BEGIN
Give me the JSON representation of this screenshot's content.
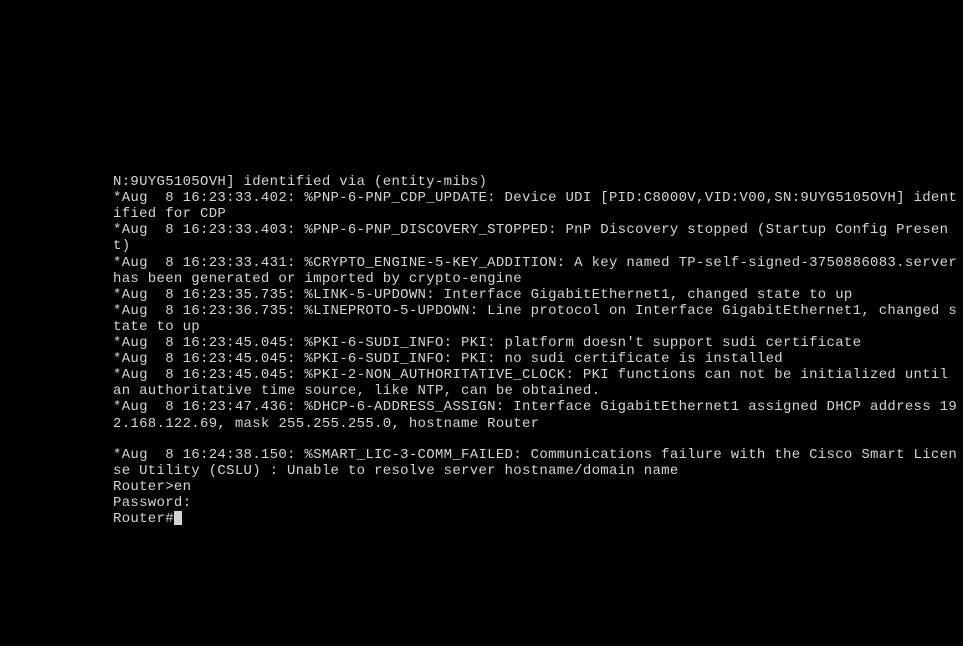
{
  "lines": [
    "N:9UYG5105OVH] identified via (entity-mibs)",
    "*Aug  8 16:23:33.402: %PNP-6-PNP_CDP_UPDATE: Device UDI [PID:C8000V,VID:V00,SN:9UYG5105OVH] identified for CDP",
    "*Aug  8 16:23:33.403: %PNP-6-PNP_DISCOVERY_STOPPED: PnP Discovery stopped (Startup Config Present)",
    "*Aug  8 16:23:33.431: %CRYPTO_ENGINE-5-KEY_ADDITION: A key named TP-self-signed-3750886083.server has been generated or imported by crypto-engine",
    "*Aug  8 16:23:35.735: %LINK-5-UPDOWN: Interface GigabitEthernet1, changed state to up",
    "*Aug  8 16:23:36.735: %LINEPROTO-5-UPDOWN: Line protocol on Interface GigabitEthernet1, changed state to up",
    "*Aug  8 16:23:45.045: %PKI-6-SUDI_INFO: PKI: platform doesn't support sudi certificate",
    "*Aug  8 16:23:45.045: %PKI-6-SUDI_INFO: PKI: no sudi certificate is installed",
    "*Aug  8 16:23:45.045: %PKI-2-NON_AUTHORITATIVE_CLOCK: PKI functions can not be initialized until an authoritative time source, like NTP, can be obtained.",
    "*Aug  8 16:23:47.436: %DHCP-6-ADDRESS_ASSIGN: Interface GigabitEthernet1 assigned DHCP address 192.168.122.69, mask 255.255.255.0, hostname Router",
    "",
    "*Aug  8 16:24:38.150: %SMART_LIC-3-COMM_FAILED: Communications failure with the Cisco Smart License Utility (CSLU) : Unable to resolve server hostname/domain name",
    "Router>en",
    "Password:"
  ],
  "current_prompt": "Router#"
}
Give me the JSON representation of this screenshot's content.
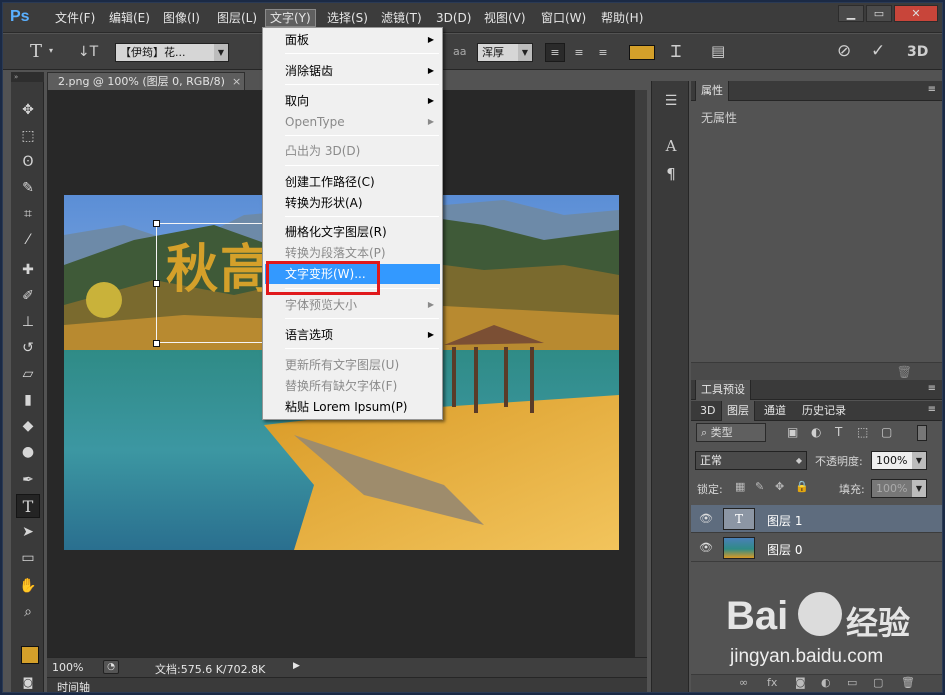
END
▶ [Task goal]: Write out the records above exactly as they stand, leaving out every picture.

▶ [Solution for this exercise]:
Give me the JSON representation of this screenshot's content.
{
  "lines": [
    "N:9UYG5105OVH] identified via (entity-mibs)",
    "*Aug  8 16:23:33.402: %PNP-6-PNP_CDP_UPDATE: Device UDI [PID:C8000V,VID:V00,SN:9UYG5105OVH] identified for CDP",
    "*Aug  8 16:23:33.403: %PNP-6-PNP_DISCOVERY_STOPPED: PnP Discovery stopped (Startup Config Present)",
    "*Aug  8 16:23:33.431: %CRYPTO_ENGINE-5-KEY_ADDITION: A key named TP-self-signed-3750886083.server has been generated or imported by crypto-engine",
    "*Aug  8 16:23:35.735: %LINK-5-UPDOWN: Interface GigabitEthernet1, changed state to up",
    "*Aug  8 16:23:36.735: %LINEPROTO-5-UPDOWN: Line protocol on Interface GigabitEthernet1, changed state to up",
    "*Aug  8 16:23:45.045: %PKI-6-SUDI_INFO: PKI: platform doesn't support sudi certificate",
    "*Aug  8 16:23:45.045: %PKI-6-SUDI_INFO: PKI: no sudi certificate is installed",
    "*Aug  8 16:23:45.045: %PKI-2-NON_AUTHORITATIVE_CLOCK: PKI functions can not be initialized until an authoritative time source, like NTP, can be obtained.",
    "*Aug  8 16:23:47.436: %DHCP-6-ADDRESS_ASSIGN: Interface GigabitEthernet1 assigned DHCP address 192.168.122.69, mask 255.255.255.0, hostname Router",
    "",
    "*Aug  8 16:24:38.150: %SMART_LIC-3-COMM_FAILED: Communications failure with the Cisco Smart License Utility (CSLU) : Unable to resolve server hostname/domain name",
    "Router>en",
    "Password:"
  ],
  "current_prompt": "Router#"
}
Give me the JSON representation of this screenshot's content.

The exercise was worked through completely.